The project aims to help churches connect to their communities through better use of these historic buildings.
The church has been very focused on defining its product, but less good at identifying and addressing its market. This project seeks to find out how communities perceive and value the churches in their midst, and how understanding those perceptions and values can be used both to support the long-term sustainability of church buildings, and also help the church succeed as a Christian presence in every community.
While primarily used for religious services, church buildings are already used for other purposes such as the provision of nursery spaces and rehearsal spaces for theatre groups. There is currently, however, little information about the determinants for success and failure in making these buildings effective tools for the churches’ wider community mission.
The challenges facing church communities and their buildings have been extensively studied in the light of declining church attendance over several decades. This project aims to address the less-well-understood opportunities for churches to engage with the 97.7 per cent of their local communities who do not attend church.
It is the key aim of this project to understand the community value of church buildings and to identify how it might be used to promote both the long-term sustainability of church buildings, and the missional objectives of the church itself.
- Can a church building really be a “tool for mission”, or merely a site for worship?
- Can community use of church buildings facilitate the growth of the church as an institution, or merely prop it up in the face of long-term decline?
- Can such community uses alone sustain church buildings in the long run?
This project will answer these questions, and others, in the context of existing strategies for churches and church buildings, national & local, sacred, and secular.
The outcomes of the project are divided into three categories:
New ways of defining missional success will be devised which are a more genuine measure of the church/community relationship and missional outcomes than historic measures of attendance.
The contribution that churches make to the common good will be demonstrated over a diverse range of communities and buildings.
The position of churches as community assets and locations for community enterprise activities will be demonstrated.
The individual churches of the diocese will, for the first time, have a real understanding of the people in their communities, their attitudes towards the church, their needs from the church, where opportunities lie for the church.
Tools will be developed and provided to churches with support from their deaneries to assess attitudes, needs and opportunities.
Training will be given to deaneries and churches in:
- the application of these tools to collect data
- the processing and interpretation of the data to show the attitudes needs and opportunities
- the application of these findings in strategic planning for their church and community.
In places where this project reveals high need and many opportunities to be grasped, churches will be encouraged to apply these findings to their buildings through a development project using the methodologies recommended in Crossing the Threshold.
In places where this project reveals low need and no opportunities, both church and diocese will have good evidence to support their decisions for the future of the church building in that place.
Churches seeking funding support from grant givers will be able to put a strong needs-based case that differentiates churches from their competitors for funding.
The methodologies and tools developed for use at deanery/parish level during the project will be presented as an accessible and engaging toolkit.
Materials used for training at diocesan and deanery level will be distilled into a digital training manual, suitable for presentation by existing diocesan staff.
Both toolkit and training manual will be published and made available to other dioceses.
An online community will be set-up for sharing experience and good practice.
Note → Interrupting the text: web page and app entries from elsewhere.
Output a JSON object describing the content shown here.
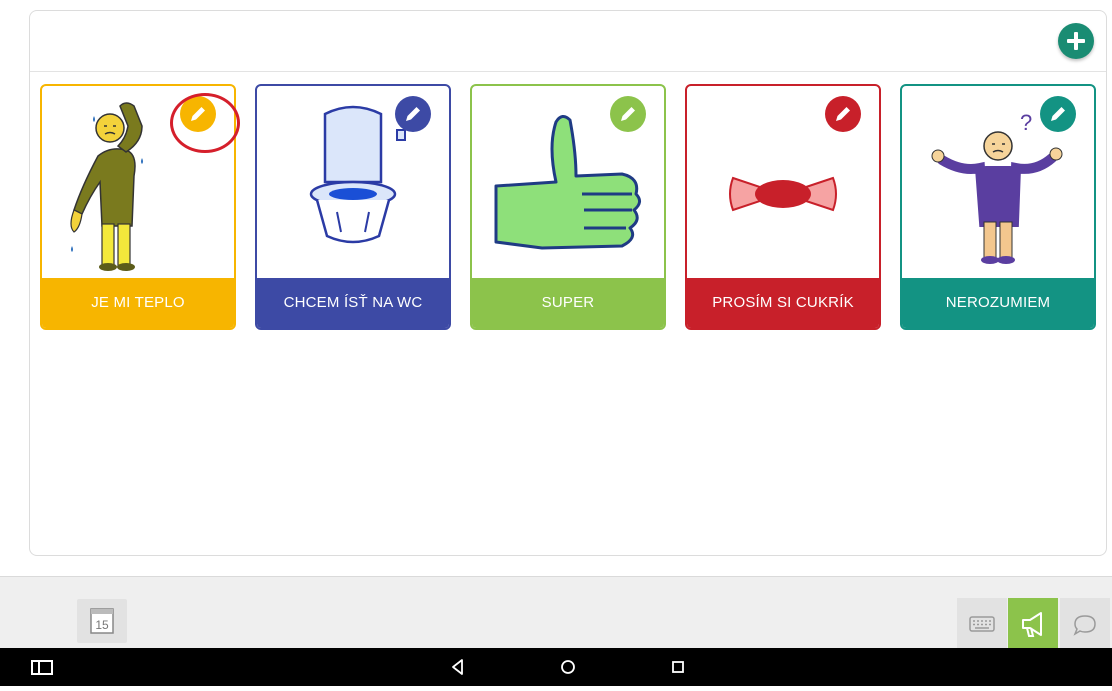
{
  "cards": [
    {
      "label": "JE MI TEPLO",
      "color": "#f7b500",
      "picture": "person-feeling-hot",
      "edit_icon": "pencil-icon"
    },
    {
      "label": "CHCEM ÍSŤ NA WC",
      "color": "#3d4aa5",
      "picture": "toilet",
      "edit_icon": "pencil-icon"
    },
    {
      "label": "SUPER",
      "color": "#8cc34b",
      "picture": "thumbs-up",
      "edit_icon": "pencil-icon"
    },
    {
      "label": "PROSÍM SI CUKRÍK",
      "color": "#c8202a",
      "picture": "candy",
      "edit_icon": "pencil-icon"
    },
    {
      "label": "NEROZUMIEM",
      "color": "#139383",
      "picture": "confused-person",
      "edit_icon": "pencil-icon"
    }
  ],
  "toolbar": {
    "add_icon": "plus-icon",
    "add_color": "#1a8c73",
    "calendar_day": "15",
    "keyboard_icon": "keyboard-icon",
    "speak_icon": "megaphone-icon",
    "speak_active_color": "#8cc34b",
    "chat_icon": "speech-bubble-icon"
  },
  "android_nav": [
    "recents-window-icon",
    "back-icon",
    "home-icon",
    "overview-icon"
  ]
}
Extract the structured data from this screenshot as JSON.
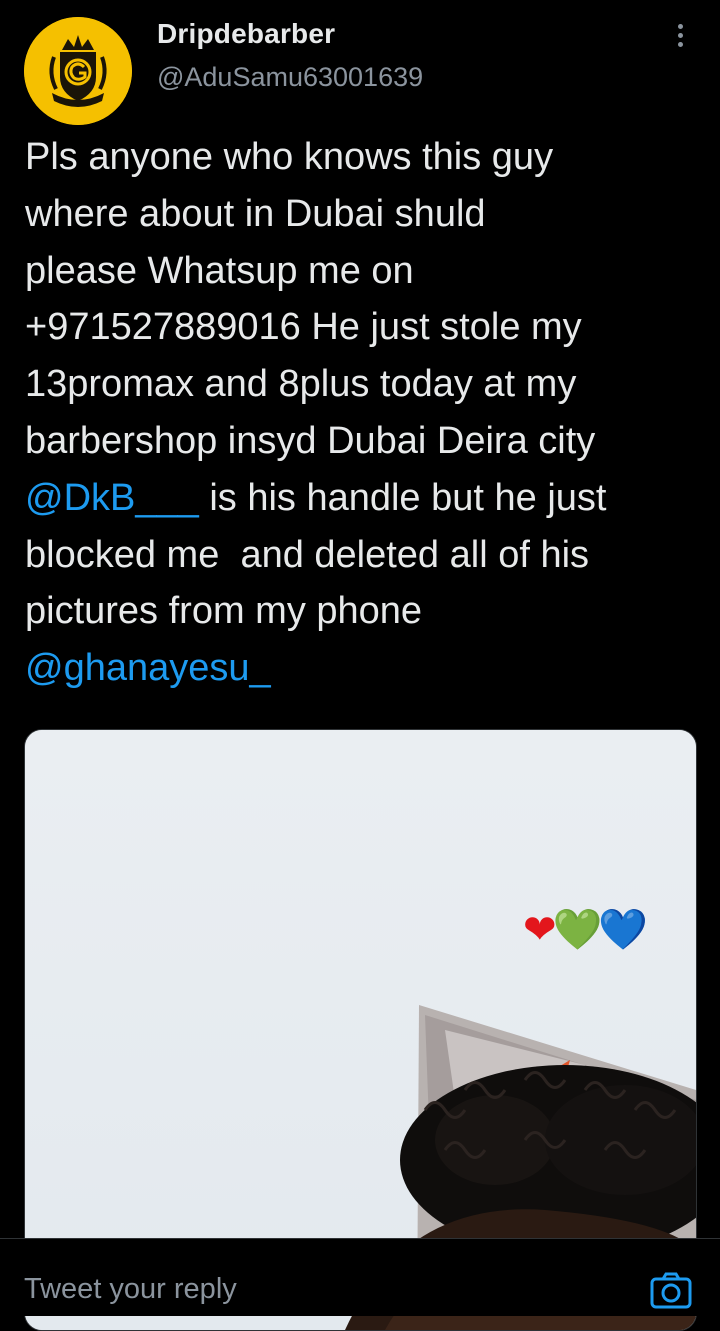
{
  "author": {
    "display_name": "Dripdebarber",
    "handle": "@AduSamu63001639",
    "avatar_color": "#f5c000"
  },
  "tweet": {
    "text_parts": {
      "p1": "Pls anyone who knows this guy\nwhere about in Dubai shuld\nplease Whatsup me on\n+971527889016 He just stole my\n13promax and 8plus today at my\nbarbershop insyd Dubai Deira city\n",
      "mention1": "@DkB___",
      "p2": " is his handle but he just\nblocked me  and deleted all of his\npictures from my phone\n",
      "mention2": "@ghanayesu_"
    }
  },
  "media": {
    "emojis": {
      "red": "❤",
      "green": "💚",
      "blue": "💙"
    }
  },
  "reply": {
    "placeholder": "Tweet your reply"
  },
  "icons": {
    "more": "more-vertical-icon",
    "camera": "camera-icon"
  },
  "colors": {
    "background": "#000000",
    "text": "#e7e9ea",
    "secondary": "#8b949e",
    "link": "#1d9bf0"
  }
}
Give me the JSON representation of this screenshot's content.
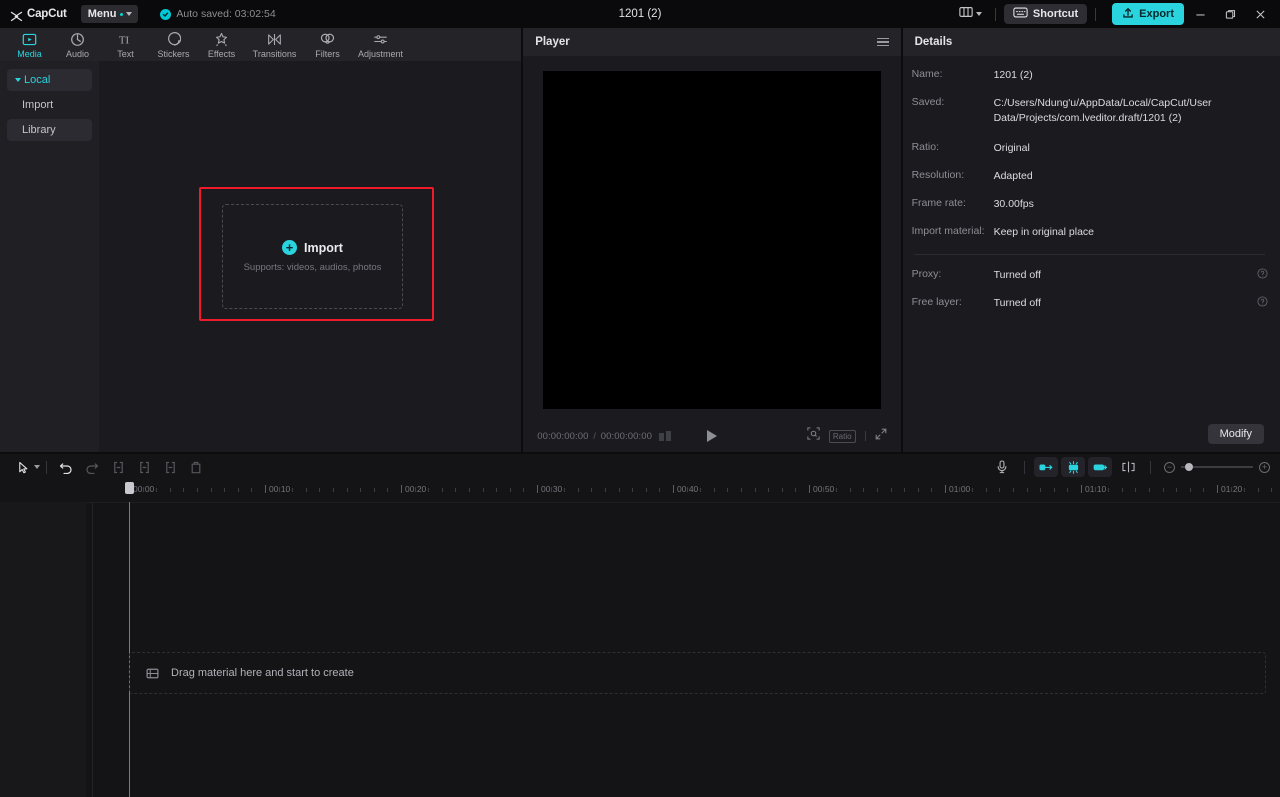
{
  "titlebar": {
    "brand": "CapCut",
    "menu_label": "Menu",
    "autosave_text": "Auto saved: 03:02:54",
    "project_title": "1201 (2)",
    "layout_icon": "layout-icon",
    "shortcut_label": "Shortcut",
    "export_label": "Export",
    "minimize_icon": "minimize-icon",
    "restore_icon": "restore-icon",
    "close_icon": "close-icon"
  },
  "tabs": [
    {
      "label": "Media",
      "icon": "media-icon",
      "active": true
    },
    {
      "label": "Audio",
      "icon": "audio-icon",
      "active": false
    },
    {
      "label": "Text",
      "icon": "text-icon",
      "active": false
    },
    {
      "label": "Stickers",
      "icon": "stickers-icon",
      "active": false
    },
    {
      "label": "Effects",
      "icon": "effects-icon",
      "active": false
    },
    {
      "label": "Transitions",
      "icon": "transitions-icon",
      "active": false
    },
    {
      "label": "Filters",
      "icon": "filters-icon",
      "active": false
    },
    {
      "label": "Adjustment",
      "icon": "adjustment-icon",
      "active": false
    }
  ],
  "sidebar": {
    "items": [
      {
        "label": "Local",
        "state": "active"
      },
      {
        "label": "Import",
        "state": "normal"
      },
      {
        "label": "Library",
        "state": "selected"
      }
    ]
  },
  "import_zone": {
    "title": "Import",
    "subtitle": "Supports: videos, audios, photos",
    "plus_glyph": "+",
    "highlight_color": "#ee1c2a"
  },
  "player": {
    "title": "Player",
    "menu_icon": "hamburger-icon",
    "current_time": "00:00:00:00",
    "total_time": "00:00:00:00",
    "time_separator": "/",
    "play_icon": "play-icon",
    "crop_icon": "crop-icon",
    "ratio_label": "Ratio",
    "fullscreen_icon": "fullscreen-icon"
  },
  "details": {
    "title": "Details",
    "rows": [
      {
        "label": "Name:",
        "value": "1201 (2)",
        "help": false
      },
      {
        "label": "Saved:",
        "value": "C:/Users/Ndung'u/AppData/Local/CapCut/User Data/Projects/com.lveditor.draft/1201 (2)",
        "help": false
      },
      {
        "label": "Ratio:",
        "value": "Original",
        "help": false
      },
      {
        "label": "Resolution:",
        "value": "Adapted",
        "help": false
      },
      {
        "label": "Frame rate:",
        "value": "30.00fps",
        "help": false
      },
      {
        "label": "Import material:",
        "value": "Keep in original place",
        "help": false
      }
    ],
    "rows2": [
      {
        "label": "Proxy:",
        "value": "Turned off",
        "help": true
      },
      {
        "label": "Free layer:",
        "value": "Turned off",
        "help": true
      }
    ],
    "modify_label": "Modify"
  },
  "timeline": {
    "tools": [
      {
        "name": "select-tool",
        "icon": "cursor-icon",
        "state": "bright"
      },
      {
        "name": "select-dropdown",
        "icon": "chevron-down-icon",
        "state": "normal"
      },
      {
        "name": "undo-button",
        "icon": "undo-icon",
        "state": "bright"
      },
      {
        "name": "redo-button",
        "icon": "redo-icon",
        "state": "dim"
      },
      {
        "name": "split-button",
        "icon": "split-icon",
        "state": "dim"
      },
      {
        "name": "trim-left-button",
        "icon": "trim-left-icon",
        "state": "dim"
      },
      {
        "name": "trim-right-button",
        "icon": "trim-right-icon",
        "state": "dim"
      },
      {
        "name": "delete-button",
        "icon": "trash-icon",
        "state": "dim"
      }
    ],
    "right_tools": [
      {
        "name": "record-voiceover-button",
        "icon": "microphone-icon",
        "accent": false
      },
      {
        "name": "auto-cut-button",
        "icon": "auto-cut-icon",
        "accent": true
      },
      {
        "name": "smart-edit-button",
        "icon": "smart-edit-icon",
        "accent": true
      },
      {
        "name": "link-clips-button",
        "icon": "link-clips-icon",
        "accent": true
      },
      {
        "name": "cut-marker-button",
        "icon": "cut-marker-icon",
        "accent": false
      }
    ],
    "zoom": {
      "minus": "−",
      "plus": "+"
    },
    "ruler_labels": [
      "00:00",
      "00:10",
      "00:20",
      "00:30",
      "00:40",
      "00:50",
      "01:00",
      "01:10",
      "01:20"
    ],
    "dropzone_text": "Drag material here and start to create",
    "dropzone_icon": "material-icon",
    "playhead_time": "00:00"
  }
}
This will be web-hosted and initially run/moderated by the diocese of Ely for its churches; but designed to admit to other dioceses and other denominations joining in due course
In order to ensure that the Ely Diocesan Board of Finance (EDBF) continues to equip new generations of leaders, EDBF will fund training sessions using the training manual, annually.
The replicability of the project in other dioceses will be facilitated via the training manual and the toolkit, which will be made available for free, and designed to be used without expert/professional input. However, any local resource/capacity issues will still require to be met.